*WORK TASK*
In the records that follow, show each line where the word "Dans" is present.

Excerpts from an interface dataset

# # # #

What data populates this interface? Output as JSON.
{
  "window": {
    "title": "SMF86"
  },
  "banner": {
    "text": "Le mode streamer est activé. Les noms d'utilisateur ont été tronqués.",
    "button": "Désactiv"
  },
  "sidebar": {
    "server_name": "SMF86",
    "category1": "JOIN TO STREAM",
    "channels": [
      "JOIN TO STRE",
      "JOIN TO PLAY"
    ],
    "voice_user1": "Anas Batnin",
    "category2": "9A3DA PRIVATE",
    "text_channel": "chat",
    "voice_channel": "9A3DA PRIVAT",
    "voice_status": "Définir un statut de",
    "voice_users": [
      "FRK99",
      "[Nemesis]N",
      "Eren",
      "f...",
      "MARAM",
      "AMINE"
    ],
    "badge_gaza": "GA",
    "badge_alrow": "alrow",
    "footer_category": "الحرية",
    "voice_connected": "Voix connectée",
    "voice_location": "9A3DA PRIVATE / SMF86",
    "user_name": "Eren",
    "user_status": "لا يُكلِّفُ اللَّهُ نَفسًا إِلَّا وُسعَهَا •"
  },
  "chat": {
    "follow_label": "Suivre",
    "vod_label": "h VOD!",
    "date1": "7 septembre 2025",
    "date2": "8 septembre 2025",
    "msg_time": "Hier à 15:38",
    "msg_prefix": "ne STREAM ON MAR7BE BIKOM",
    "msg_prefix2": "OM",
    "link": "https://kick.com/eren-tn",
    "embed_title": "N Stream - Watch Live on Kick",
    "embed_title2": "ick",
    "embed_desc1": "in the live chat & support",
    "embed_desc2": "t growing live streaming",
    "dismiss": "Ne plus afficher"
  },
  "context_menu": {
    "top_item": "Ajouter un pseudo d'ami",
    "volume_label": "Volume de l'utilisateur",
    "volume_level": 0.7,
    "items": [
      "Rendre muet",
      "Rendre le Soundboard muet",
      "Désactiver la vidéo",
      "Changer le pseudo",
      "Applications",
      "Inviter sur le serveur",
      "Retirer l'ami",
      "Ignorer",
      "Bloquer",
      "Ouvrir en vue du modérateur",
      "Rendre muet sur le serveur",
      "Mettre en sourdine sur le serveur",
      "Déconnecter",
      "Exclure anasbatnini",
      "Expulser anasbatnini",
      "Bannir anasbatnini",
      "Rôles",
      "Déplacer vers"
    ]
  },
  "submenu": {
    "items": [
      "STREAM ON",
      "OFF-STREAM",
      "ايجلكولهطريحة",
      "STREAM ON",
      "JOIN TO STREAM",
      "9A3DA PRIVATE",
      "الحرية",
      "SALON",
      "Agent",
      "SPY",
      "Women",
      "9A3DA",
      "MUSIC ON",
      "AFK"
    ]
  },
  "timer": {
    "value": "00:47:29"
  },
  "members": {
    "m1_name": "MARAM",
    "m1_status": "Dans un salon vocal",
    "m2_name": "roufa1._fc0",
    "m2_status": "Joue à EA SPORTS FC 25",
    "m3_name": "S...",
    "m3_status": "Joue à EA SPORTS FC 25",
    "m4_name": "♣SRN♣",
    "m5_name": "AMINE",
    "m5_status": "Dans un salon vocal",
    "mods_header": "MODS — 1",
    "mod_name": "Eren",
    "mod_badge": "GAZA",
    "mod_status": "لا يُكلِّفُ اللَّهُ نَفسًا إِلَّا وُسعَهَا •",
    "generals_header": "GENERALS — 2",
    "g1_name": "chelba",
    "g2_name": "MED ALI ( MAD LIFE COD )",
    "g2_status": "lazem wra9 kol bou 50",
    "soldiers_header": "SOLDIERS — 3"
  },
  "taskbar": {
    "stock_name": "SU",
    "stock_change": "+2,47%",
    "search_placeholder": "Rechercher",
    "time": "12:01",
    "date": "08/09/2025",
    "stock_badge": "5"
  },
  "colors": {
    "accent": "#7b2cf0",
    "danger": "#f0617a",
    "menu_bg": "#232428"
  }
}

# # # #

*EXERCISE SOLUTION*
    "m1_status": "Dans un salon vocal",
    "m5_status": "Dans un salon vocal",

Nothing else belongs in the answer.